YOUR GOAL: Below is a set of entries; give all of them again exactly.
▼
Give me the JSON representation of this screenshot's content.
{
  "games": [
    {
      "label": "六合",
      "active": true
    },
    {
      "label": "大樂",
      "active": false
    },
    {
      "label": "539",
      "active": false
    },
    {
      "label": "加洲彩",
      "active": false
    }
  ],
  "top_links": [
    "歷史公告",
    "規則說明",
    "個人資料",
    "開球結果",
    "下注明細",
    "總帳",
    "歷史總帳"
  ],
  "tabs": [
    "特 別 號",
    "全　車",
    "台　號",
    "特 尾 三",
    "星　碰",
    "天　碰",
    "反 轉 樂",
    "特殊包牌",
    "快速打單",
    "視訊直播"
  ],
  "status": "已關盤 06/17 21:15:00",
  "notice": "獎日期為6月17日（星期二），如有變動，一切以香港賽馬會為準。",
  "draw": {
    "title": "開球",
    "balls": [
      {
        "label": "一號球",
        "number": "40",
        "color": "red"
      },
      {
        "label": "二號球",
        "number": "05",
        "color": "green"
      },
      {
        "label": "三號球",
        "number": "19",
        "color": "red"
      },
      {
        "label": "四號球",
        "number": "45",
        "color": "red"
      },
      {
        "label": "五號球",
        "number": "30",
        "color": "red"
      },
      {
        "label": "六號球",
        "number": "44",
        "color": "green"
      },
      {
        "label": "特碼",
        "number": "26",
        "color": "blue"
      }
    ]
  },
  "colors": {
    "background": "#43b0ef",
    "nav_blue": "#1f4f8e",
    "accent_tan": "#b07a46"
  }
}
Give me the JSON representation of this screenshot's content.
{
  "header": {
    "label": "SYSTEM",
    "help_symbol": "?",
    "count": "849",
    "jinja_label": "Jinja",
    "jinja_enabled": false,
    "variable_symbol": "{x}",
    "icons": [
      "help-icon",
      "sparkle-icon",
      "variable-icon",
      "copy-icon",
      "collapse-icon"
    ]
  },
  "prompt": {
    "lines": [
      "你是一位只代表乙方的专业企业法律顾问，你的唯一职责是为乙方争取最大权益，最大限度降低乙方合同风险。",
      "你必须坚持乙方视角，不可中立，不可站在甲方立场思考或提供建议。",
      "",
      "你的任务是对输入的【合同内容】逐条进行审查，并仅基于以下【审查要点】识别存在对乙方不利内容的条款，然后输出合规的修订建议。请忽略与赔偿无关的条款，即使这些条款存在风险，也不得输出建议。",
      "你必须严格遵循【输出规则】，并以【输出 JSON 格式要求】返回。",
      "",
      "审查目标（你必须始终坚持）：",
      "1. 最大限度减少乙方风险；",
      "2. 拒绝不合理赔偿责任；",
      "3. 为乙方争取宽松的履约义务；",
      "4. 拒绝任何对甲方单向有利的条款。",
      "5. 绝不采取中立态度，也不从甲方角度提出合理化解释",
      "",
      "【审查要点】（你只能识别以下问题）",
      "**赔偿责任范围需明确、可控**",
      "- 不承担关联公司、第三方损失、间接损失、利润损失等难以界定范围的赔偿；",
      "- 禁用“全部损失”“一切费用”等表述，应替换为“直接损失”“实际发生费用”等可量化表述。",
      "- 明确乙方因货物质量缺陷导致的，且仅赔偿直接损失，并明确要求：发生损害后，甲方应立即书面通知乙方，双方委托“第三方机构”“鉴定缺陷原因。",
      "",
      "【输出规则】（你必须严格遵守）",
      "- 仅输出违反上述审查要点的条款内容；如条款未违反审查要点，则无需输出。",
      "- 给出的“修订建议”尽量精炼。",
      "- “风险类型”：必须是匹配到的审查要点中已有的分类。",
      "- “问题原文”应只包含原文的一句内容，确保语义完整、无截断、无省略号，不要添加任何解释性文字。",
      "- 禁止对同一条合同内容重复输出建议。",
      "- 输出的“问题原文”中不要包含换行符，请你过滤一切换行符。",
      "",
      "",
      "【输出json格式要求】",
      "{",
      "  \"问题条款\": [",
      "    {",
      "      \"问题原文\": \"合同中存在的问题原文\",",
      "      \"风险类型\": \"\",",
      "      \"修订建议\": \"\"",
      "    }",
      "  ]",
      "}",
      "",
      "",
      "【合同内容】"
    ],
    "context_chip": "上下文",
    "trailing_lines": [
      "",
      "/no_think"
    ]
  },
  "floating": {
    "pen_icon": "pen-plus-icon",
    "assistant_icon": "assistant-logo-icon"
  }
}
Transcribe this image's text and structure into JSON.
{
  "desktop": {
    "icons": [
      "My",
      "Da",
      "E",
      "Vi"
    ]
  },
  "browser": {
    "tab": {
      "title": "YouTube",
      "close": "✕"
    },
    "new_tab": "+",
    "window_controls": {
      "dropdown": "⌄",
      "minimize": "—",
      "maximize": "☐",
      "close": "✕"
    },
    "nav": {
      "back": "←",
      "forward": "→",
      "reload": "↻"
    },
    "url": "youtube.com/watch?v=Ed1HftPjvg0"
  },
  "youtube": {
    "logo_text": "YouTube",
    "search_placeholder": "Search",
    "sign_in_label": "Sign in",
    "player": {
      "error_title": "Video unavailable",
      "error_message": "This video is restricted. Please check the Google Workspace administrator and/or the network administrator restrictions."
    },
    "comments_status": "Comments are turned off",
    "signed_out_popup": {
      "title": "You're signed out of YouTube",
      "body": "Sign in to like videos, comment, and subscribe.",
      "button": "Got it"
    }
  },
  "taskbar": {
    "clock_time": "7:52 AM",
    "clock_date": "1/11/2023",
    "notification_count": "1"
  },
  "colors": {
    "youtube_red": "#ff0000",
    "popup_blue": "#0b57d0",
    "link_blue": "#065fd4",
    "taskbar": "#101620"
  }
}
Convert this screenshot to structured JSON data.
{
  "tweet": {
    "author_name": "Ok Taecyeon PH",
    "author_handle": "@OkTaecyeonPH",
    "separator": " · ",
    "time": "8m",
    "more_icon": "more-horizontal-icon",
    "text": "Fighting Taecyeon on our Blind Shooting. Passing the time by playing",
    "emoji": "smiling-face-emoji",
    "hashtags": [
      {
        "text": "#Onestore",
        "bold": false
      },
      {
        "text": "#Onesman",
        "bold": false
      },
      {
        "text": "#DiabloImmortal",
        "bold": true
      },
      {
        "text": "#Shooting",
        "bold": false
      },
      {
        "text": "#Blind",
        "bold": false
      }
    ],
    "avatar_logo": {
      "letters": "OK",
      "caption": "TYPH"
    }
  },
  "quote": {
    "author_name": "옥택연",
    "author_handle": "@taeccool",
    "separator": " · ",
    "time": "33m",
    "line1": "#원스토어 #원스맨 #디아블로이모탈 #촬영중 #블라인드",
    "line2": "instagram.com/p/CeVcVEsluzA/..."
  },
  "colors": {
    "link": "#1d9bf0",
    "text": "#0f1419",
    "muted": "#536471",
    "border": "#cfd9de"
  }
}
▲
SOLUTION FOR THIS PROBLEM:
Give me the JSON representation of this screenshot's content.
{
  "games": [
    {
      "label": "六合",
      "active": true
    },
    {
      "label": "大樂",
      "active": false
    },
    {
      "label": "539",
      "active": false
    },
    {
      "label": "加洲彩",
      "active": false
    }
  ],
  "top_links": [
    "歷史公告",
    "規則說明",
    "個人資料",
    "開球結果",
    "下注明細",
    "總帳",
    "歷史總帳"
  ],
  "tabs": [
    "特 別 號",
    "全　車",
    "台　號",
    "特 尾 三",
    "星　碰",
    "天　碰",
    "反 轉 樂",
    "特殊包牌",
    "快速打單",
    "視訊直播"
  ],
  "status": "已關盤 06/17 21:15:00",
  "notice": "獎日期為6月17日（星期二），如有變動，一切以香港賽馬會為準。",
  "draw": {
    "title": "開球",
    "balls": [
      {
        "label": "一號球",
        "number": "40",
        "color": "red"
      },
      {
        "label": "二號球",
        "number": "05",
        "color": "green"
      },
      {
        "label": "三號球",
        "number": "19",
        "color": "red"
      },
      {
        "label": "四號球",
        "number": "45",
        "color": "red"
      },
      {
        "label": "五號球",
        "number": "30",
        "color": "red"
      },
      {
        "label": "六號球",
        "number": "44",
        "color": "green"
      },
      {
        "label": "特碼",
        "number": "26",
        "color": "blue"
      }
    ]
  },
  "colors": {
    "background": "#43b0ef",
    "nav_blue": "#1f4f8e",
    "accent_tan": "#b07a46"
  }
}
Give me the JSON representation of this screenshot's content.
{
  "header": {
    "label": "SYSTEM",
    "help_symbol": "?",
    "count": "849",
    "jinja_label": "Jinja",
    "jinja_enabled": false,
    "variable_symbol": "{x}",
    "icons": [
      "help-icon",
      "sparkle-icon",
      "variable-icon",
      "copy-icon",
      "collapse-icon"
    ]
  },
  "prompt": {
    "lines": [
      "你是一位只代表乙方的专业企业法律顾问，你的唯一职责是为乙方争取最大权益，最大限度降低乙方合同风险。",
      "你必须坚持乙方视角，不可中立，不可站在甲方立场思考或提供建议。",
      "",
      "你的任务是对输入的【合同内容】逐条进行审查，并仅基于以下【审查要点】识别存在对乙方不利内容的条款，然后输出合规的修订建议。请忽略与赔偿无关的条款，即使这些条款存在风险，也不得输出建议。",
      "你必须严格遵循【输出规则】，并以【输出 JSON 格式要求】返回。",
      "",
      "审查目标（你必须始终坚持）：",
      "1. 最大限度减少乙方风险；",
      "2. 拒绝不合理赔偿责任；",
      "3. 为乙方争取宽松的履约义务；",
      "4. 拒绝任何对甲方单向有利的条款。",
      "5. 绝不采取中立态度，也不从甲方角度提出合理化解释",
      "",
      "【审查要点】（你只能识别以下问题）",
      "**赔偿责任范围需明确、可控**",
      "- 不承担关联公司、第三方损失、间接损失、利润损失等难以界定范围的赔偿；",
      "- 禁用“全部损失”“一切费用”等表述，应替换为“直接损失”“实际发生费用”等可量化表述。",
      "- 明确乙方因货物质量缺陷导致的，且仅赔偿直接损失，并明确要求：发生损害后，甲方应立即书面通知乙方，双方委托“第三方机构”“鉴定缺陷原因。",
      "",
      "【输出规则】（你必须严格遵守）",
      "- 仅输出违反上述审查要点的条款内容；如条款未违反审查要点，则无需输出。",
      "- 给出的“修订建议”尽量精炼。",
      "- “风险类型”：必须是匹配到的审查要点中已有的分类。",
      "- “问题原文”应只包含原文的一句内容，确保语义完整、无截断、无省略号，不要添加任何解释性文字。",
      "- 禁止对同一条合同内容重复输出建议。",
      "- 输出的“问题原文”中不要包含换行符，请你过滤一切换行符。",
      "",
      "",
      "【输出json格式要求】",
      "{",
      "  \"问题条款\": [",
      "    {",
      "      \"问题原文\": \"合同中存在的问题原文\",",
      "      \"风险类型\": \"\",",
      "      \"修订建议\": \"\"",
      "    }",
      "  ]",
      "}",
      "",
      "",
      "【合同内容】"
    ],
    "context_chip": "上下文",
    "trailing_lines": [
      "",
      "/no_think"
    ]
  },
  "floating": {
    "pen_icon": "pen-plus-icon",
    "assistant_icon": "assistant-logo-icon"
  }
}
Transcribe this image's text and structure into JSON.
{
  "desktop": {
    "icons": [
      "My",
      "Da",
      "E",
      "Vi"
    ]
  },
  "browser": {
    "tab": {
      "title": "YouTube",
      "close": "✕"
    },
    "new_tab": "+",
    "window_controls": {
      "dropdown": "⌄",
      "minimize": "—",
      "maximize": "☐",
      "close": "✕"
    },
    "nav": {
      "back": "←",
      "forward": "→",
      "reload": "↻"
    },
    "url": "youtube.com/watch?v=Ed1HftPjvg0"
  },
  "youtube": {
    "logo_text": "YouTube",
    "search_placeholder": "Search",
    "sign_in_label": "Sign in",
    "player": {
      "error_title": "Video unavailable",
      "error_message": "This video is restricted. Please check the Google Workspace administrator and/or the network administrator restrictions."
    },
    "comments_status": "Comments are turned off",
    "signed_out_popup": {
      "title": "You're signed out of YouTube",
      "body": "Sign in to like videos, comment, and subscribe.",
      "button": "Got it"
    }
  },
  "taskbar": {
    "clock_time": "7:52 AM",
    "clock_date": "1/11/2023",
    "notification_count": "1"
  },
  "colors": {
    "youtube_red": "#ff0000",
    "popup_blue": "#0b57d0",
    "link_blue": "#065fd4",
    "taskbar": "#101620"
  }
}
Convert this screenshot to structured JSON data.
{
  "tweet": {
    "author_name": "Ok Taecyeon PH",
    "author_handle": "@OkTaecyeonPH",
    "separator": " · ",
    "time": "8m",
    "more_icon": "more-horizontal-icon",
    "text": "Fighting Taecyeon on our Blind Shooting. Passing the time by playing",
    "emoji": "smiling-face-emoji",
    "hashtags": [
      {
        "text": "#Onestore",
        "bold": false
      },
      {
        "text": "#Onesman",
        "bold": false
      },
      {
        "text": "#DiabloImmortal",
        "bold": true
      },
      {
        "text": "#Shooting",
        "bold": false
      },
      {
        "text": "#Blind",
        "bold": false
      }
    ],
    "avatar_logo": {
      "letters": "OK",
      "caption": "TYPH"
    }
  },
  "quote": {
    "author_name": "옥택연",
    "author_handle": "@taeccool",
    "separator": " · ",
    "time": "33m",
    "line1": "#원스토어 #원스맨 #디아블로이모탈 #촬영중 #블라인드",
    "line2": "instagram.com/p/CeVcVEsluzA/..."
  },
  "colors": {
    "link": "#1d9bf0",
    "text": "#0f1419",
    "muted": "#536471",
    "border": "#cfd9de"
  }
}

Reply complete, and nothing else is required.